The most commonly reported and monitored yield curve compares the three-month, two-year, five-year, 10-year and 30-year U.S. Treasury bills. A yield curve is considered normal when longer maturity bonds have a higher yield relative to shorter-term bonds, because of the risks associated with time.
An inverted yield curve can indicate a potential or near-term recession, and can be identified by shorter-term bonds with a higher yield compared to long-term bonds with lower yields.
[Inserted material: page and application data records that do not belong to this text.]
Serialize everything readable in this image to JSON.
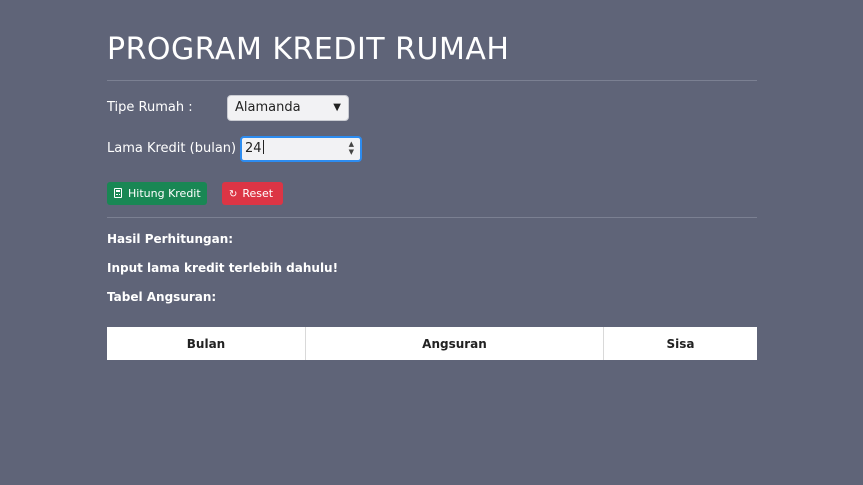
{
  "title": "PROGRAM KREDIT RUMAH",
  "form": {
    "tipe_rumah_label": "Tipe Rumah :",
    "tipe_rumah_value": "Alamanda",
    "lama_kredit_label": "Lama Kredit (bulan) :",
    "lama_kredit_value": "24"
  },
  "buttons": {
    "hitung_label": "Hitung Kredit",
    "reset_label": "Reset"
  },
  "result": {
    "heading": "Hasil Perhitungan:",
    "message": "Input lama kredit terlebih dahulu!",
    "table_heading": "Tabel Angsuran:"
  },
  "table": {
    "columns": [
      "Bulan",
      "Angsuran",
      "Sisa"
    ]
  },
  "colors": {
    "background": "#5f6478",
    "hitung_button": "#198754",
    "reset_button": "#dc3545",
    "input_focus_border": "#2d8cf0"
  }
}
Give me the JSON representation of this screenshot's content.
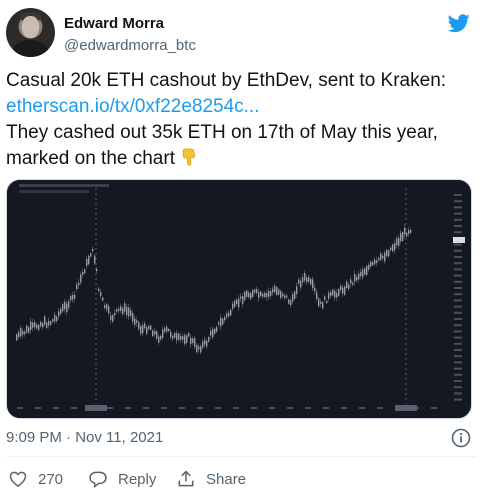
{
  "author": {
    "name": "Edward Morra",
    "handle": "@edwardmorra_btc"
  },
  "tweet": {
    "line1": "Casual 20k ETH cashout by EthDev, sent to Kraken:",
    "link": "etherscan.io/tx/0xf22e8254c...",
    "line3": "They cashed out 35k ETH on 17th of May this year,",
    "line4": "marked on the chart"
  },
  "meta": {
    "timestamp": "9:09 PM · Nov 11, 2021"
  },
  "actions": {
    "like_count": "270",
    "reply_label": "Reply",
    "share_label": "Share"
  },
  "colors": {
    "link": "#1d9bf0",
    "chart_bg": "#141822",
    "candle": "#8c8f96"
  },
  "icons": [
    "twitter-bird-icon",
    "point-down-emoji-icon",
    "info-icon",
    "heart-icon",
    "reply-icon",
    "share-icon"
  ]
}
A flat or humped yield curve, with shorter- and longer-term yields close in value, is considered a predictor of an economic transition.